Onglyza: Diabetes Drug Could Raise Risk Of Death

According to a preliminary report released Friday by the U.S. Food and Drug Administration (FDA), AstraZeneca’s diabetes drug, Onglyza, may be associated with an increased risk of premature death.

A study involving more than 16,000 patients taking Onglyza for type 2 diabetes found that the drug increased heart failure by 27 percent, as well as increasing mortality of all causes. According to Modern Health Care, the analysis is scheduled to be presented on April 14 to an FDA advisory committee.

The results of the study increases concerns about a class of diabetes medications called DPP-4 inhibitors, which include AstroZeneca’s Onglyza and Takeda Pharmaceuticals Nesina.

Safety concerns for DPP-4 inhibitors to treat type 2 diabetes have been raised for years, and manufacturers of diabetes drugs have been required since 2008 to provide evidence that their medications do not increase cardiovascular risks.

A 2013 study published in the New England Journal of Medicine said that Onglyza neither increased nor decreased the rate of heart attack, stroke, or death. But in February, 2014, the FDA announced that it considered the data from that study preliminary, and would analyze the trial data.

According to Yahoo Finance, a more detailed analysis of the data revealed that that the drug did, in fact, pose not only a heart failure risk, but a possible increased all-cause death risk.

The FDA conceded that some patients may have had serious pre-existing medical conditions that contributed to the findings, but still expressed concern over the higher incidence of hospitalizations for heart failure and death in Onglyza users over those who were given a placebo or other DPP-4 inhibitors.

The diabetes drug was approved by the FDA in 2009, and reportedly generated more than $800 million in sales for AstraZeneca in 2014 alone.

Bloomburg reports that FDA staff did not find an increase in deaths related to Nesina, and a related drug, Merck & Company’s Januvia, is still being studied. If the results show no increased cardiovascular risks for Januvia, AstraZeneca could face a huge cut in sales for Onglyza.

The advisory committee is expected to give recommendations on what action should be taken by the FDA regarding Onglyza, but it is not expected to be pulled from the market. Likely actions would be to restrict distribution of the drug or require a labeling change reflecting the risks and adding new safety information.

Yet investors are still cautious, and AstraZeneca stock was down.3 percent on Friday after the announcement was made.

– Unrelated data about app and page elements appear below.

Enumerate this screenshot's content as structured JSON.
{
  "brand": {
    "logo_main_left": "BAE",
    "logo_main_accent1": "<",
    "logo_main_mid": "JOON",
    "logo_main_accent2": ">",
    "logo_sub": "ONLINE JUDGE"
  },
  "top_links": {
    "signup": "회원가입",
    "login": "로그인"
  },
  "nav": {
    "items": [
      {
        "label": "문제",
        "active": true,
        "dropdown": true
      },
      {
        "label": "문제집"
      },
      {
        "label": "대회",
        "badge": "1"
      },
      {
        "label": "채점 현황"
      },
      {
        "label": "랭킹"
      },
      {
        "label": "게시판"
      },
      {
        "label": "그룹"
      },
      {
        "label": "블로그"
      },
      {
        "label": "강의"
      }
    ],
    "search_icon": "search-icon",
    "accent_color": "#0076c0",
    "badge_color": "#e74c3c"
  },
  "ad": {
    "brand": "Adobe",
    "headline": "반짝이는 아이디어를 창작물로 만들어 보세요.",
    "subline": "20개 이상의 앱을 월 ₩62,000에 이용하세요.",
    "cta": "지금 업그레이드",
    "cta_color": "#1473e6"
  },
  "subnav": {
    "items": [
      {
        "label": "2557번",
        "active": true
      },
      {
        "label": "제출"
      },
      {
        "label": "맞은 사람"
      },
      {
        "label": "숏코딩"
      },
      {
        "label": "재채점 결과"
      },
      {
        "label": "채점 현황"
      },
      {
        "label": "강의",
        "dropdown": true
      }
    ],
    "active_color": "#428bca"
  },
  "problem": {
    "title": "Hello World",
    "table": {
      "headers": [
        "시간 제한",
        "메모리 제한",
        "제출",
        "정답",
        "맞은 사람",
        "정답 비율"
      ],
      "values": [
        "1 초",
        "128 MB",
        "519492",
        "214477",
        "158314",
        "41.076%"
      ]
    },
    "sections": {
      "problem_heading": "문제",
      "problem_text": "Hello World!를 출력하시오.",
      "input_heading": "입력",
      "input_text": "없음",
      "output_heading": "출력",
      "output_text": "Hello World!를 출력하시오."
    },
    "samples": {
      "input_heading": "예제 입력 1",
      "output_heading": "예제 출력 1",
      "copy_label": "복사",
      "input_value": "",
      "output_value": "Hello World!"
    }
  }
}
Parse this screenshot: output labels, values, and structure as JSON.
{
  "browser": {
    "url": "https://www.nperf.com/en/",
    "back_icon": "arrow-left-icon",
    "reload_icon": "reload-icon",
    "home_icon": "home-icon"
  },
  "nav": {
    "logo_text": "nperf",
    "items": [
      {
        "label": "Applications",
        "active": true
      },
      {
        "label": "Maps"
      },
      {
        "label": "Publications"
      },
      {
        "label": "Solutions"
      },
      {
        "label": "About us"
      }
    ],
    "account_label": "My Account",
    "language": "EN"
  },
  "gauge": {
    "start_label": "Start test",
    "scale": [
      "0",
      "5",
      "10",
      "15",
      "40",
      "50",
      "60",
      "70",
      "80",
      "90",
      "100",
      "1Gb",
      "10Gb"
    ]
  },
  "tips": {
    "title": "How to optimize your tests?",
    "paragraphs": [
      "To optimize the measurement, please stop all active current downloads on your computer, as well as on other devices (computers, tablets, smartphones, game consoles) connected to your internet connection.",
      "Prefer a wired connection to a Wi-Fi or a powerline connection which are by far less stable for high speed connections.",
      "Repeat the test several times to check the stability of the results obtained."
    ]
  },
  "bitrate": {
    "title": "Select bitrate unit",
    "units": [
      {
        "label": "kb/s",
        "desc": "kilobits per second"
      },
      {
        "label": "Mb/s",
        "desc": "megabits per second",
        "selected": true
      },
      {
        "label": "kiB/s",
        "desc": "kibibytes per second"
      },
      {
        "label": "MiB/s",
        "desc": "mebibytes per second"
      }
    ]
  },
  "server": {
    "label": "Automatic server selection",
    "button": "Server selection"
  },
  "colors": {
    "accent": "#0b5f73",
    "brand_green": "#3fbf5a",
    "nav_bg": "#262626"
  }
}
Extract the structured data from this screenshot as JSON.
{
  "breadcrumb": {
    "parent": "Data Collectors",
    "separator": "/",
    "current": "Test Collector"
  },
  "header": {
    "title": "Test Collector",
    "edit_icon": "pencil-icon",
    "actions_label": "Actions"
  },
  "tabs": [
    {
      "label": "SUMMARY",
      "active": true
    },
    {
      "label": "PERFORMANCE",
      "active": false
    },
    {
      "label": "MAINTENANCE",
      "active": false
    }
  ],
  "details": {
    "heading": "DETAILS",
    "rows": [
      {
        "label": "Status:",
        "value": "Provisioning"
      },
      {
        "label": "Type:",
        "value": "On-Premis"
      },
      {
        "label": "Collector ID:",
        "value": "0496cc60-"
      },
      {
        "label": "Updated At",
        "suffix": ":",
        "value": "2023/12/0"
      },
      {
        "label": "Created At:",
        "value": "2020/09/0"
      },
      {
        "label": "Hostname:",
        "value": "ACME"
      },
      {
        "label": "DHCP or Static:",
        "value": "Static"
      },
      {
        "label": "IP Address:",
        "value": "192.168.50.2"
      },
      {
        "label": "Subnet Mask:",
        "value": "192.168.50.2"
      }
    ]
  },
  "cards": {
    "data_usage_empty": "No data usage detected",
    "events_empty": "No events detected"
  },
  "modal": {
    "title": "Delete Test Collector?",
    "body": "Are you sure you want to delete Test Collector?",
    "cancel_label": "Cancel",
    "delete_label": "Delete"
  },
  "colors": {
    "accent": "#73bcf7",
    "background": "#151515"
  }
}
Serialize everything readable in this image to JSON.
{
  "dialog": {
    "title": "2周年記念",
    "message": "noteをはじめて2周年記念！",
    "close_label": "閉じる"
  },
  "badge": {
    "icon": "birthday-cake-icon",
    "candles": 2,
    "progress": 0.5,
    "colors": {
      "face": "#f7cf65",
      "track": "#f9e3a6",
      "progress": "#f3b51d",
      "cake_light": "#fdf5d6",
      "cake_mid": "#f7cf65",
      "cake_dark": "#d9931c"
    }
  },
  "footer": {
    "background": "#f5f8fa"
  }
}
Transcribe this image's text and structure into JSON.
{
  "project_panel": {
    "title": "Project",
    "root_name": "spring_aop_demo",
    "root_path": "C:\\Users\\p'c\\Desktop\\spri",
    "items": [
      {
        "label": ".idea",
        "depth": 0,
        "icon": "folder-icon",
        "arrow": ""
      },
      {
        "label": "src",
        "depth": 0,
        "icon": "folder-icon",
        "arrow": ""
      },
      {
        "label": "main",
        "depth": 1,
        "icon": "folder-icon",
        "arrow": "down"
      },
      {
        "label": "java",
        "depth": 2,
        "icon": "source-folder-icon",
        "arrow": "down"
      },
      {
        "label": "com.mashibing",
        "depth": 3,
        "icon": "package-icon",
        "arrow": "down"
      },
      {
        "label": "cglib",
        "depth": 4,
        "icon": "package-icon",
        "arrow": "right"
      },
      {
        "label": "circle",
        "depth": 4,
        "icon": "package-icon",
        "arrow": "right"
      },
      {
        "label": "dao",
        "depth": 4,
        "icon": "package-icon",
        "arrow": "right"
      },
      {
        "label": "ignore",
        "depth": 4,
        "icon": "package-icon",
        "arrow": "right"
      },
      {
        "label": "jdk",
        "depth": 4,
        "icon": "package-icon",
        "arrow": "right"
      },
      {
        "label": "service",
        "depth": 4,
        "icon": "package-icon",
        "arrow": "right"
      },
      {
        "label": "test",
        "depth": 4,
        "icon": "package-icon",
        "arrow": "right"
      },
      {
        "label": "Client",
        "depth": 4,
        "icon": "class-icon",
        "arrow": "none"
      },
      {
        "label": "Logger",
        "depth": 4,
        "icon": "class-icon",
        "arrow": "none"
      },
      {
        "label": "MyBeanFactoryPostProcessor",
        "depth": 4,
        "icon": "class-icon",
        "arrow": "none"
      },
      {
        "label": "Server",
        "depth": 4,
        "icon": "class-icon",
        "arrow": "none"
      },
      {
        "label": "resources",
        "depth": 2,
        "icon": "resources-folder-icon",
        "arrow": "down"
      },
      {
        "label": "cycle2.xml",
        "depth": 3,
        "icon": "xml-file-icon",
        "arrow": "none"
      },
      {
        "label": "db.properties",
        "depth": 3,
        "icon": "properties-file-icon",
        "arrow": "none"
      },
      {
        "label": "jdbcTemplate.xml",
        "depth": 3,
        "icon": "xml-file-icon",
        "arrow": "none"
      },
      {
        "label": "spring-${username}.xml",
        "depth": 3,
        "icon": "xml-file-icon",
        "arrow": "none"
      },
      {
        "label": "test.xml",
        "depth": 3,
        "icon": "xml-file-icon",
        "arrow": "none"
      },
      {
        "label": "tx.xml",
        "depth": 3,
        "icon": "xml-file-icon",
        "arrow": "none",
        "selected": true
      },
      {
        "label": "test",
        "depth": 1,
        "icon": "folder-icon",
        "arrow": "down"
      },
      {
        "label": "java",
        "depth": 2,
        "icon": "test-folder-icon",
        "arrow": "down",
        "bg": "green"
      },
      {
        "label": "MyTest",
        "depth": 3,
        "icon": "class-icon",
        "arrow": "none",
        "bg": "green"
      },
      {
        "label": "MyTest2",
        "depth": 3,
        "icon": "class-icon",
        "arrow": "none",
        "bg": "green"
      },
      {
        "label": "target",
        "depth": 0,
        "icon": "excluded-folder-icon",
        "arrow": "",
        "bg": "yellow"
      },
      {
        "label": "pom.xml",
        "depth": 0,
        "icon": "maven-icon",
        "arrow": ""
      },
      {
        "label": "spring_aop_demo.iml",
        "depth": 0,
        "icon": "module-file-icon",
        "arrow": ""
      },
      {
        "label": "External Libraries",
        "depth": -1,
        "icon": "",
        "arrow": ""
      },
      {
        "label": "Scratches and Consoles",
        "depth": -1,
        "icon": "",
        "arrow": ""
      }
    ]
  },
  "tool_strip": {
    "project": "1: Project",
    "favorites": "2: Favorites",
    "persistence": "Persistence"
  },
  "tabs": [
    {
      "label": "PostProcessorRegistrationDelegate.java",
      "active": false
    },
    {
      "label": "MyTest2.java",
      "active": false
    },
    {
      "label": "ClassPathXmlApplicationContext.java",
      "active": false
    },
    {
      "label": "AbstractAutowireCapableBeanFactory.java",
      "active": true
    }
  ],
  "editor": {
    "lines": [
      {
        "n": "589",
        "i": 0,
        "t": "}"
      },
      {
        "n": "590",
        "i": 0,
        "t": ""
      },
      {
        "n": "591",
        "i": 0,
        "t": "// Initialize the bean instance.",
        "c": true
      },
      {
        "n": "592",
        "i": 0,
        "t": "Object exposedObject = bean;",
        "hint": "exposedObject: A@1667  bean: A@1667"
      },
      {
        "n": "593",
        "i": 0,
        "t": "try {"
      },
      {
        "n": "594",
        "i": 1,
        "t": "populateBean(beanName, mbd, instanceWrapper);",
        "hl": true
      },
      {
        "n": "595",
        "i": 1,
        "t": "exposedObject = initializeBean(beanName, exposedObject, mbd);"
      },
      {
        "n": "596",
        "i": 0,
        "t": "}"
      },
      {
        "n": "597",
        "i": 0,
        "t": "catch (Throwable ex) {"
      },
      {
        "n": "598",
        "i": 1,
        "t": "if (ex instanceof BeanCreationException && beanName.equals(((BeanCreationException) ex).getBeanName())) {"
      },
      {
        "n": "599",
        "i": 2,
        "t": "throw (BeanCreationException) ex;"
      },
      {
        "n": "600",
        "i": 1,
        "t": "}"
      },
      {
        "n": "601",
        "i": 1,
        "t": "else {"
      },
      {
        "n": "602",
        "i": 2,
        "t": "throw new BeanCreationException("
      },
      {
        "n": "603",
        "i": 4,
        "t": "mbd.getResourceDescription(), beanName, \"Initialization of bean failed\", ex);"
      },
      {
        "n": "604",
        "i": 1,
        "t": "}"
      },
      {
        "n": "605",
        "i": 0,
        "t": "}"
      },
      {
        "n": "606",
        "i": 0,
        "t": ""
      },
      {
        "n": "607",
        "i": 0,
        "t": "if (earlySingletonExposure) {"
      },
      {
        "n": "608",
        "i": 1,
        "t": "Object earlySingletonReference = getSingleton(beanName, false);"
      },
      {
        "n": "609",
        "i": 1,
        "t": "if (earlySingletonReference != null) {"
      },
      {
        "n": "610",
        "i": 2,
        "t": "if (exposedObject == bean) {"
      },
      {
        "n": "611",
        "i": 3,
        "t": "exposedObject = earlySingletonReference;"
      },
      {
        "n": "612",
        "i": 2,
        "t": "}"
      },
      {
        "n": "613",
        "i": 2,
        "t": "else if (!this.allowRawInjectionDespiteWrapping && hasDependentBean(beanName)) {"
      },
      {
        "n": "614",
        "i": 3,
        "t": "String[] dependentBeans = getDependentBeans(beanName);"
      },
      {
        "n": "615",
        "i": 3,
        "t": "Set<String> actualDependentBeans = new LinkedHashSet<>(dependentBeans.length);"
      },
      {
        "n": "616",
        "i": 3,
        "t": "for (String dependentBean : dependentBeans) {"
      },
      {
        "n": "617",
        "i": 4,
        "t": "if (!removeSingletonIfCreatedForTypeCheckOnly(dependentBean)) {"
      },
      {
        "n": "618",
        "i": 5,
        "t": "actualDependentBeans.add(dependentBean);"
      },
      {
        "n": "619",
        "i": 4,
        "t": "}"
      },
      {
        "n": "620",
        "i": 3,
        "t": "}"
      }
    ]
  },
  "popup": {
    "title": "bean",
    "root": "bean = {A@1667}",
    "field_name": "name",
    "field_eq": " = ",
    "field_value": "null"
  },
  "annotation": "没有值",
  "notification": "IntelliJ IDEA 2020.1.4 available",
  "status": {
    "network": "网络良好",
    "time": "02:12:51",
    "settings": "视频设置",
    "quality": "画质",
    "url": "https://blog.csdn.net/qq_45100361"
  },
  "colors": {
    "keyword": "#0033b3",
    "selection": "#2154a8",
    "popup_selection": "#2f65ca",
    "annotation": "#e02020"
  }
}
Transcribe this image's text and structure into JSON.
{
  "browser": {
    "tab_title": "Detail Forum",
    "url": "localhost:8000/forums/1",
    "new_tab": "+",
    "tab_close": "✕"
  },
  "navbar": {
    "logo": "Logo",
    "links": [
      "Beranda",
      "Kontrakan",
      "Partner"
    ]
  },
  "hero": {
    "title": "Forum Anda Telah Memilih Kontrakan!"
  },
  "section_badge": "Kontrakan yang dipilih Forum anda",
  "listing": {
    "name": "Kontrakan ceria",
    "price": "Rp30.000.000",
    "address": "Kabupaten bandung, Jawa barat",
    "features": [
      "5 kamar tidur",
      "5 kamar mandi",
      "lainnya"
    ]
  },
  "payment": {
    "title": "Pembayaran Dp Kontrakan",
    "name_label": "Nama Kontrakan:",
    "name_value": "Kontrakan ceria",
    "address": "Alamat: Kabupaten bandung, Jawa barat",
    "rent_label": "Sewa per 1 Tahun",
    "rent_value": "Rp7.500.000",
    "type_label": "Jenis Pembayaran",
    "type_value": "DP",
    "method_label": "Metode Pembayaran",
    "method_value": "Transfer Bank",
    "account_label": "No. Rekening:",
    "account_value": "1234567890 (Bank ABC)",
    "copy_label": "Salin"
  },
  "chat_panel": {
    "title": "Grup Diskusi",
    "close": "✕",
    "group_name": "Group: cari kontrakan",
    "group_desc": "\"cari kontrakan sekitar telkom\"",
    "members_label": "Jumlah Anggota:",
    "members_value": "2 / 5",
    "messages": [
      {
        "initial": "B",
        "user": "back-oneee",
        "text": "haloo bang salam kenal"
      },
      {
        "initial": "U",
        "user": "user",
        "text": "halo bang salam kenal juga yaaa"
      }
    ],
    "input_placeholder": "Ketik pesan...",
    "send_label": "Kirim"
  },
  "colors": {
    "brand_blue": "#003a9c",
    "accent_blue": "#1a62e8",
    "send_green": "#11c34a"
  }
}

If you prefer not to take the risks of diabetes drugs, this Inquisitr report cites a well-known doctor who proposes a different approach to treating type 2 diabetes.

[Image via Diatribe]